Website: 11th Dimension Entertainment – Shareware RPGs and Adventure Games
These games — Excelsior Phase One and Excelsior Phase Two — are arguably not just inspired by Ultima, but in fact are about as close to graphical clones of the game as it is possible to be without incurring the wrath of a copyright lawyer. The first game has a distinctly Ultima 4 feel to it, graphically speaking, while the second game very obviously draws inspiration from Ultima 6. This is nowhere more apparent, I think, than in the design of the ships in the game.
The producers of the series describe the first Excelsior game, Lysandia, thusly:
- In Excelsior Phase One: Lysandia, you take on the role of a “Fixer,” a demi-diety under the employ of the Grand Council of World Watchers – a group of dieties who created and oversee the multiverse. Unbeknownst to the inhabitants of the many worlds of the multiverse, history is predetermined by the Watchers. Occasionally, however, something goes awry and history veers off its planned course. It is the job of the Fixer – donning an appropriate guise – to travel to the world in question and set history back on course.
The second game, Errondor, is described thusly:
- In Excelsior Phase Two: Errondor, you reprise your role of a Fixer, a demi-deity under the employ of the Grand Council of World Watchers. It is the Fixer’s job to correct deviations in the pre-ordained history of the multiverse. Following your success in Excelsior Phase One, you have been promoted to the rank of Fixer First Class, whereby you will be assigned more important and complex missions.
Both games should work reasonably well in Windows XP; you may need to run them in some manner of compatibility mode under Windows 7. They are not DOS games, so you’ll have to make use of Wine, Parallels, Boot Camp, or whatever your favourite solution for running Windows on a non-Windows system is in order to check them out.
Also, the games are shareware.
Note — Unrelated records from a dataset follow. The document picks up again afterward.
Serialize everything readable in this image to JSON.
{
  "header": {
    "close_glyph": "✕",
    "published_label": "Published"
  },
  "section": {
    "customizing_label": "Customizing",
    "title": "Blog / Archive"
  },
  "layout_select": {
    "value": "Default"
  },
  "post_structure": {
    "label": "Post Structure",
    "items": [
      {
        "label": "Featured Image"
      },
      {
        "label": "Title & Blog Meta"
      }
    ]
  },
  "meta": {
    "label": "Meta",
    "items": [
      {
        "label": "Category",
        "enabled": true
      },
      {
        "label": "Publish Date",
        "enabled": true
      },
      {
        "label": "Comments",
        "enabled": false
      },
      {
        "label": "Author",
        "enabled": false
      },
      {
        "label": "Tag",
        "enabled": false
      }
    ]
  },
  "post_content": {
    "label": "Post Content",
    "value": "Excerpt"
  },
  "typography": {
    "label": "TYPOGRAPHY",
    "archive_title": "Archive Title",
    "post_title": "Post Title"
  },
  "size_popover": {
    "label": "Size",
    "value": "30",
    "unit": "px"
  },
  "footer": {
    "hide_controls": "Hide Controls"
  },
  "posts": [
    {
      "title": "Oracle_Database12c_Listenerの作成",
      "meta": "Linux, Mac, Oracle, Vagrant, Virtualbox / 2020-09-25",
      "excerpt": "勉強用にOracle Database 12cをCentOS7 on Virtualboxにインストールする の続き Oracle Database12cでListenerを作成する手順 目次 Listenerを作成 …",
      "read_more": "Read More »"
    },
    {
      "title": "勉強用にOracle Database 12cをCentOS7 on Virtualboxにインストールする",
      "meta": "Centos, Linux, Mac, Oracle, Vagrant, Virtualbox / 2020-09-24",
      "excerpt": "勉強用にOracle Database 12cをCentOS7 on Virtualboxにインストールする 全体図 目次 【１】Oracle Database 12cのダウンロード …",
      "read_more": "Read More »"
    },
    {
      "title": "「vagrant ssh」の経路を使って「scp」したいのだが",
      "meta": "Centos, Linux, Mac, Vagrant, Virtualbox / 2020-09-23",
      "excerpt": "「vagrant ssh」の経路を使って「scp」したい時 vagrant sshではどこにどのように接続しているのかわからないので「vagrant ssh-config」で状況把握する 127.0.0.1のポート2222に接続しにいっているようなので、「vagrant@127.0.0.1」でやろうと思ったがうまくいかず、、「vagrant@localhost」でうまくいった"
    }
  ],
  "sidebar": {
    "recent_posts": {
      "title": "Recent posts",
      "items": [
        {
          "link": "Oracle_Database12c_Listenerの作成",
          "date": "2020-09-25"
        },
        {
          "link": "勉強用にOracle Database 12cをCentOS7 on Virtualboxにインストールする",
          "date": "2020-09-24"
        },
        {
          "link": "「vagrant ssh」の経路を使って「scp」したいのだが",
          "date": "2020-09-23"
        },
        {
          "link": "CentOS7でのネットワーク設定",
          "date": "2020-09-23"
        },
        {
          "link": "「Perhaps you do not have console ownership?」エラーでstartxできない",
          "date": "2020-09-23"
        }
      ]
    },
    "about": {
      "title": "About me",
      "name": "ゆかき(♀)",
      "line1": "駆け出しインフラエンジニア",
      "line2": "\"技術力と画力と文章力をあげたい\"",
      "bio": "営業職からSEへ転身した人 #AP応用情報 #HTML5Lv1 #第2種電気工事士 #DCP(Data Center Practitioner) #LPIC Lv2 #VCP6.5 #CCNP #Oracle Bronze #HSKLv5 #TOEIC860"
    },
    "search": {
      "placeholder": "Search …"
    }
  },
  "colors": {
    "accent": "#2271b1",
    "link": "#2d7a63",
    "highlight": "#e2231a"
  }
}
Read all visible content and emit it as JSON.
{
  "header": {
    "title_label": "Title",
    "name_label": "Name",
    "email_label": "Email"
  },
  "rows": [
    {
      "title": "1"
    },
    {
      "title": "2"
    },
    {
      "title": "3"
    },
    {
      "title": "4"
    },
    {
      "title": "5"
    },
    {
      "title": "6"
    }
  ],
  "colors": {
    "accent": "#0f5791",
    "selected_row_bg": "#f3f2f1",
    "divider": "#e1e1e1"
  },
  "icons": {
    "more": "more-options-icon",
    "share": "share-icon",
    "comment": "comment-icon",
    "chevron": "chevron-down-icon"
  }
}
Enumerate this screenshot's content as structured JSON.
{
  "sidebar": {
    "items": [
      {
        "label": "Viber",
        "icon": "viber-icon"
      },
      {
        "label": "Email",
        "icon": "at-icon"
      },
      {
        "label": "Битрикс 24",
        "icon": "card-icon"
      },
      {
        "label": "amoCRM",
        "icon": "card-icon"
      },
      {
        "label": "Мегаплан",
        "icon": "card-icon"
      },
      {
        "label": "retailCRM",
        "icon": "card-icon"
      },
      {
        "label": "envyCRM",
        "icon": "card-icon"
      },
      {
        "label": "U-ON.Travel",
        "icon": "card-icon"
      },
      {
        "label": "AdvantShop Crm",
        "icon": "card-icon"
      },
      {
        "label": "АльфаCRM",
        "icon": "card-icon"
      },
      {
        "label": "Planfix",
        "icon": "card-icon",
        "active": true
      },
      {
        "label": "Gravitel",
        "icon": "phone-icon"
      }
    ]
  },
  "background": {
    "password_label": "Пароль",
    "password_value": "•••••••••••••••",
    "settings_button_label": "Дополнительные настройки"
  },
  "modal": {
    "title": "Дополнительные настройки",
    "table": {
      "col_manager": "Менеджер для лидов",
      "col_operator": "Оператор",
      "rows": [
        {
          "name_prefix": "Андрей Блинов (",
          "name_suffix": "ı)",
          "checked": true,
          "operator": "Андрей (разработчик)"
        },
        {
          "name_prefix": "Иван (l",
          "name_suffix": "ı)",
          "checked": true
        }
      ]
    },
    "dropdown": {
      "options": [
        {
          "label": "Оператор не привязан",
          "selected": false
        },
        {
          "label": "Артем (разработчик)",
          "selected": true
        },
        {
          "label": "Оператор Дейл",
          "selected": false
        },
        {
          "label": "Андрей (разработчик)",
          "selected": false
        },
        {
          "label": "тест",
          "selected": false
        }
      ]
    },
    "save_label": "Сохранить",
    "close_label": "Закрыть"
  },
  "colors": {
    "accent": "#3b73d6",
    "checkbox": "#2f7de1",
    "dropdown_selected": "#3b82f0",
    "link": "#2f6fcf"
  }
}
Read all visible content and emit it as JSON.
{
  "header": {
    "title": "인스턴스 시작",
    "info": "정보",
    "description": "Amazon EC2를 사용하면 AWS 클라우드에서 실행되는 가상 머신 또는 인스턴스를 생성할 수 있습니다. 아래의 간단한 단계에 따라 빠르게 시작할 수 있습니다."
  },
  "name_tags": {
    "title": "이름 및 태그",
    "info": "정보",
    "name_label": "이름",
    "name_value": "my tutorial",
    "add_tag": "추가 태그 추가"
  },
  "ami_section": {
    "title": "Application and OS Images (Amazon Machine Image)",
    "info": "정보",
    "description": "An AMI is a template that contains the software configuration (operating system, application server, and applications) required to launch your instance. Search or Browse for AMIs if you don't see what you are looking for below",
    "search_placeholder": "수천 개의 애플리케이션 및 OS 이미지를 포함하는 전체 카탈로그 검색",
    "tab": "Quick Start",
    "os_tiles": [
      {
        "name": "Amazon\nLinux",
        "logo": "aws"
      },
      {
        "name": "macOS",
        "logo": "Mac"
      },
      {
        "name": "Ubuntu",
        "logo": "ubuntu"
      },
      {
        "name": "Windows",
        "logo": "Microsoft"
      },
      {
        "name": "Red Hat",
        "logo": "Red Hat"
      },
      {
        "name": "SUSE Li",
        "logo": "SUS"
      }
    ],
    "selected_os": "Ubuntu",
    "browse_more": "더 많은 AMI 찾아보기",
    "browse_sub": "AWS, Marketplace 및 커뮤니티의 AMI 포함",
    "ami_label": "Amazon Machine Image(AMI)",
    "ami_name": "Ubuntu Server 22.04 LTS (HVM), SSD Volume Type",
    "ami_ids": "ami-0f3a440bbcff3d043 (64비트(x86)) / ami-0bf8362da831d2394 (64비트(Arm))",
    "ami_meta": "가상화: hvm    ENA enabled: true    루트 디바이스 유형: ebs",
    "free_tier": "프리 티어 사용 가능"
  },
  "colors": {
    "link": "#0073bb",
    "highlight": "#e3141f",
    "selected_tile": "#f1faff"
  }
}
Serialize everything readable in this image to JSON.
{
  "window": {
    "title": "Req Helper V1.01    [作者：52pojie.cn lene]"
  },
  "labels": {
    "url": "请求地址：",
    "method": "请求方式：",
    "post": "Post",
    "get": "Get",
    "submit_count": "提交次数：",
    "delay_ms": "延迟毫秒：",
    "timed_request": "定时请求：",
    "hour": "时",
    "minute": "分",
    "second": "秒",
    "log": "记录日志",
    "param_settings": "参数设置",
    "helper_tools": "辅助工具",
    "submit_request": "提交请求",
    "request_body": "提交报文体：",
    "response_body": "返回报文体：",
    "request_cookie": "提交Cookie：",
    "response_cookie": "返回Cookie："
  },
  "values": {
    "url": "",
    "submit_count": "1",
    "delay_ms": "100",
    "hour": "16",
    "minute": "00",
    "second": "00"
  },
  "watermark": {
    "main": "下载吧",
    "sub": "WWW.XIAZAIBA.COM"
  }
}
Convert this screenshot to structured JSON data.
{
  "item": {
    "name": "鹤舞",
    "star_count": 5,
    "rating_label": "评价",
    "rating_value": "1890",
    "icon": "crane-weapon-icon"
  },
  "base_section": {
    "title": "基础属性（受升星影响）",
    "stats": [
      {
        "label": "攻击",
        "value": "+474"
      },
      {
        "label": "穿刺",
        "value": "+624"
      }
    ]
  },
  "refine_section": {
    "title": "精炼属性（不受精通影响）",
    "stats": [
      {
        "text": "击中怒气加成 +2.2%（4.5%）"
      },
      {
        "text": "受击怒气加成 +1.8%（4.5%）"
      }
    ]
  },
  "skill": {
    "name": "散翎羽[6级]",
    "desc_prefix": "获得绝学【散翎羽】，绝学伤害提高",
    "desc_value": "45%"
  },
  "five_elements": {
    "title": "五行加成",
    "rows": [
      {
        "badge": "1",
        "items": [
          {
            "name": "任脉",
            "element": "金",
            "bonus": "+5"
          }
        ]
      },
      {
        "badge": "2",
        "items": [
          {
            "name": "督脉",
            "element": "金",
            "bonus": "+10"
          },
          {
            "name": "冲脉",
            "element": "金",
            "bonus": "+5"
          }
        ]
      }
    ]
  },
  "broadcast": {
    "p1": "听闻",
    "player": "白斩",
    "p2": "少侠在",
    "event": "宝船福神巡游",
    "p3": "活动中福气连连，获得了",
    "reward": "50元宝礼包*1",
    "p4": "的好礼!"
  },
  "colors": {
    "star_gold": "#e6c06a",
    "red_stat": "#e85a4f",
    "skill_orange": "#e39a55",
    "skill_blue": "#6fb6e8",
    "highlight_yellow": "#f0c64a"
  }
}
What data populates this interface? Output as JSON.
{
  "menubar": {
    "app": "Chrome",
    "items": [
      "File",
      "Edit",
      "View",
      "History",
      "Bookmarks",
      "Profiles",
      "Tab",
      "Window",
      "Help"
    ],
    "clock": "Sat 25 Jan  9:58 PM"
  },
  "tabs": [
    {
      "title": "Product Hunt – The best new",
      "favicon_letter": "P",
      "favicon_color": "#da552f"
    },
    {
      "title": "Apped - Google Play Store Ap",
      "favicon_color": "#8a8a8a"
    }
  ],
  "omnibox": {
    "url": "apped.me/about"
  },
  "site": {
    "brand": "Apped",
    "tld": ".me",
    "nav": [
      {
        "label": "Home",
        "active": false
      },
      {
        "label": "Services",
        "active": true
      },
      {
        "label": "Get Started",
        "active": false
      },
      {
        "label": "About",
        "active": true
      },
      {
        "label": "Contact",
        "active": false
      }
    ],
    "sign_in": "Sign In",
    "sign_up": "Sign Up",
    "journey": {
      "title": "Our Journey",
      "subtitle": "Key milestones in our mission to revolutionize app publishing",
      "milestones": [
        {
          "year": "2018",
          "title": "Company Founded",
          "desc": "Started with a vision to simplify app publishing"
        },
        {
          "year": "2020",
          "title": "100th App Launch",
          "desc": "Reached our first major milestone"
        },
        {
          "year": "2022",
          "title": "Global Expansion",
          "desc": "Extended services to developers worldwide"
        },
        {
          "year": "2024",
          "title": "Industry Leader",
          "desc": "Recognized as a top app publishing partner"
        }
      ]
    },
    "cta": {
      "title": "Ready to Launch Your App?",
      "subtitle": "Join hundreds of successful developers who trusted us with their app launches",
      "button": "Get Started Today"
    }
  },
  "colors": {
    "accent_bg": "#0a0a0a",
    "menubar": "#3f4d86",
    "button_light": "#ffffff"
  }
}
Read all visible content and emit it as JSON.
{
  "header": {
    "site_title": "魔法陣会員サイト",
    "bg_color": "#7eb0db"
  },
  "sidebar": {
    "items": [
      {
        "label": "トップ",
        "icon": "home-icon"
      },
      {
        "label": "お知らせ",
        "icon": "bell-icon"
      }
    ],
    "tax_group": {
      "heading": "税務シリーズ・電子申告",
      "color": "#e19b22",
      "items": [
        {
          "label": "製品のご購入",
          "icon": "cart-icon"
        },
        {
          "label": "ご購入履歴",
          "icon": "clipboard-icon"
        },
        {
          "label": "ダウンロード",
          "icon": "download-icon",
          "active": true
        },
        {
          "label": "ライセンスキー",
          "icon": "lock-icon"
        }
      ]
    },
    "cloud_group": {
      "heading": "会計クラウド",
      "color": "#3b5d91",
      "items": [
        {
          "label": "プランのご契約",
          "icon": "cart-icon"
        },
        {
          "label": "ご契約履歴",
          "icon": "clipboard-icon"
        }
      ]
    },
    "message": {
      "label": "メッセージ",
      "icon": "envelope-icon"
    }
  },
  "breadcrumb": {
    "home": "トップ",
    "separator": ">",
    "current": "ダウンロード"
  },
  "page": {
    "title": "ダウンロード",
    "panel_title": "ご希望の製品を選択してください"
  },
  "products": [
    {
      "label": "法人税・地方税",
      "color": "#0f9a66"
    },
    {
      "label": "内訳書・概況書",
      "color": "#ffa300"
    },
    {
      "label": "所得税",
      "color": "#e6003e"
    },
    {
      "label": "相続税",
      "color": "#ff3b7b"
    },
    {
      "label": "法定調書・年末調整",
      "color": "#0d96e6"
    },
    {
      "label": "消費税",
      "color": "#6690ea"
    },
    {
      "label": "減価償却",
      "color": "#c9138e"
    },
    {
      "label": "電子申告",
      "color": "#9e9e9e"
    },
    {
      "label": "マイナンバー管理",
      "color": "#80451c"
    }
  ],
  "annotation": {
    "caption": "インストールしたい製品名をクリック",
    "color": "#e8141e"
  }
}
They should be fully playable, but will periodically nag you to register; registration is $15 per game, and you’ll get the cluebook and game manual with your registration.